General English

  • adjective causing problems, or likely to cause problems
  • adjective of poor quality or skill
  • adjective unpleasant
  • adjective serious


  • adjective deteriorated in quality to the point of being unfit to eat or drink


  • adjective good. Originally from the terminology of the poorest black Americans, either as simple irony or based on the assumption that what is bad in the eyes of the white establishment is good for them, this usage spread via jazz musicians in the 1950s to teenagers in the 1970s. It is still primarily a black term, although it is occasionally used, rather self-consciously, by white teenagers in the USA and, under the influence of rap and hip hop, in Britain since the early 1980s. This use of bad is normally distinguished from its opposite, literal meaning by a long drawn-out pronunciation. The superlative form is ‘baddest’.
  • noun a fault, mistake. A key item of black street slang that was adopted by white adolescents in the 1990s, usually in the form ‘my bad!’, an acknowledgment of guilt or blame.

Origin & History of “bad”
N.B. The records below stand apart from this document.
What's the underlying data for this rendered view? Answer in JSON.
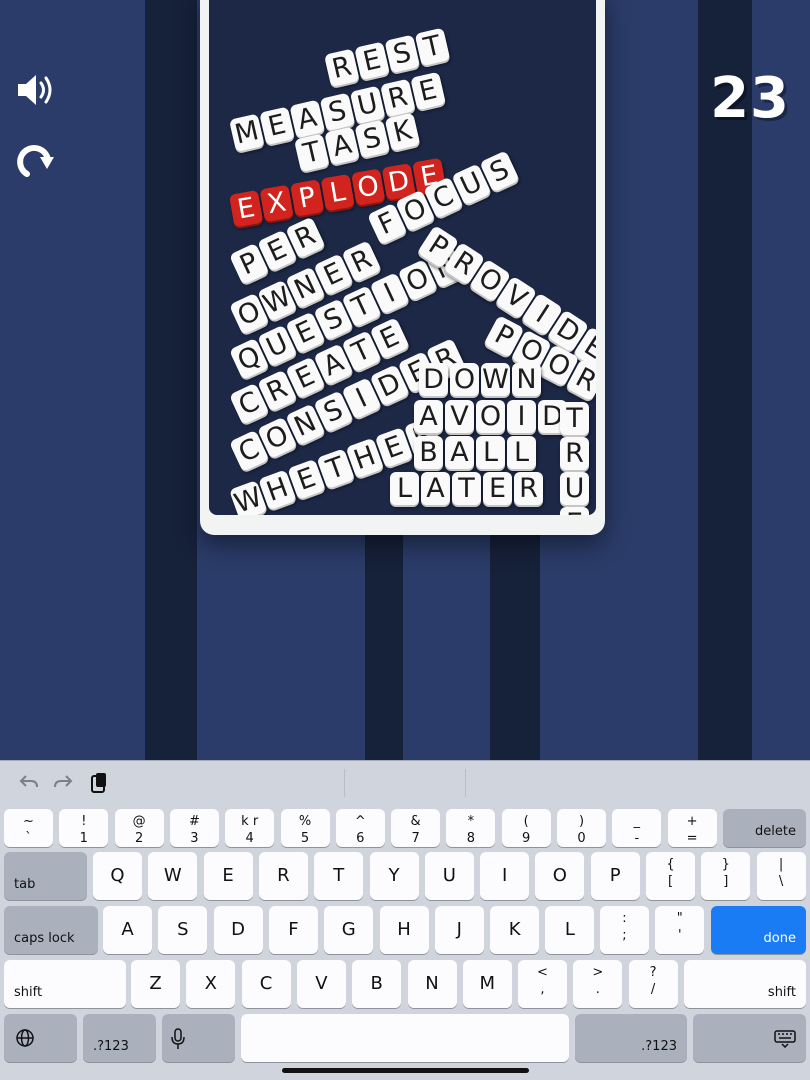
{
  "colors": {
    "background": "#2b3c6a",
    "stripe": "#16213a",
    "tile": "#fafafa",
    "highlight_tile": "#d2241e",
    "done_key": "#1a7cf5"
  },
  "score": "23",
  "icons": {
    "sound": "speaker-icon",
    "restart": "restart-icon"
  },
  "words": [
    {
      "text": "REST",
      "highlight": false
    },
    {
      "text": "MEASURE",
      "highlight": false
    },
    {
      "text": "TASK",
      "highlight": false
    },
    {
      "text": "EXPLODE",
      "highlight": true
    },
    {
      "text": "PER",
      "highlight": false
    },
    {
      "text": "FOCUS",
      "highlight": false
    },
    {
      "text": "OWNER",
      "highlight": false
    },
    {
      "text": "QUESTION",
      "highlight": false
    },
    {
      "text": "PROVIDE",
      "highlight": false
    },
    {
      "text": "CREATE",
      "highlight": false
    },
    {
      "text": "POOR",
      "highlight": false
    },
    {
      "text": "CONSIDER",
      "highlight": false
    },
    {
      "text": "DOWN",
      "highlight": false
    },
    {
      "text": "WHETHER",
      "highlight": false
    },
    {
      "text": "AVOID",
      "highlight": false
    },
    {
      "text": "TRUE",
      "highlight": false
    },
    {
      "text": "BALL",
      "highlight": false
    },
    {
      "text": "LATER",
      "highlight": false
    }
  ],
  "keyboard": {
    "toolbar": {
      "undo": "undo-icon",
      "redo": "redo-icon",
      "paste": "paste-icon"
    },
    "row1": [
      {
        "top": "~",
        "bottom": "`"
      },
      {
        "top": "!",
        "bottom": "1"
      },
      {
        "top": "@",
        "bottom": "2"
      },
      {
        "top": "#",
        "bottom": "3"
      },
      {
        "top": "k r",
        "bottom": "4"
      },
      {
        "top": "%",
        "bottom": "5"
      },
      {
        "top": "^",
        "bottom": "6"
      },
      {
        "top": "&",
        "bottom": "7"
      },
      {
        "top": "*",
        "bottom": "8"
      },
      {
        "top": "(",
        "bottom": "9"
      },
      {
        "top": ")",
        "bottom": "0"
      },
      {
        "top": "_",
        "bottom": "-"
      },
      {
        "top": "+",
        "bottom": "="
      }
    ],
    "delete": "delete",
    "tab": "tab",
    "row2": [
      "Q",
      "W",
      "E",
      "R",
      "T",
      "Y",
      "U",
      "I",
      "O",
      "P"
    ],
    "row2_sym": [
      {
        "top": "{",
        "bottom": "["
      },
      {
        "top": "}",
        "bottom": "]"
      },
      {
        "top": "|",
        "bottom": "\\"
      }
    ],
    "caps": "caps lock",
    "row3": [
      "A",
      "S",
      "D",
      "F",
      "G",
      "H",
      "J",
      "K",
      "L"
    ],
    "row3_sym": [
      {
        "top": ":",
        "bottom": ";"
      },
      {
        "top": "\"",
        "bottom": "'"
      }
    ],
    "done": "done",
    "shift": "shift",
    "row4": [
      "Z",
      "X",
      "C",
      "V",
      "B",
      "N",
      "M"
    ],
    "row4_sym": [
      {
        "top": "<",
        "bottom": ","
      },
      {
        "top": ">",
        "bottom": "."
      },
      {
        "top": "?",
        "bottom": "/"
      }
    ],
    "numbers": ".?123",
    "globe": "globe-icon",
    "mic": "microphone-icon",
    "hide": "keyboard-hide-icon"
  }
}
For such a common word, bad has a remarkably clouded history. It does not begin to appear in English until the end of the 13th century, and has no apparent relatives in other languages (the uncanny resemblance to Persian bad is purely coincidental). The few clues we have suggest a regrettably homophobic origin. Old English had a pair of words, bǣddel and bǣdling, which appear to have been derogatory terms for homosexuals, with overtones of sodomy. The fact that the first examples we have of bad, from the late 13th and early 14th centuries, are in the sense ‘contemptible, worthless’ as applied to people indicates that the connotations of moral depravity may have become generalized from an earlier, specifically anti-homosexual sense.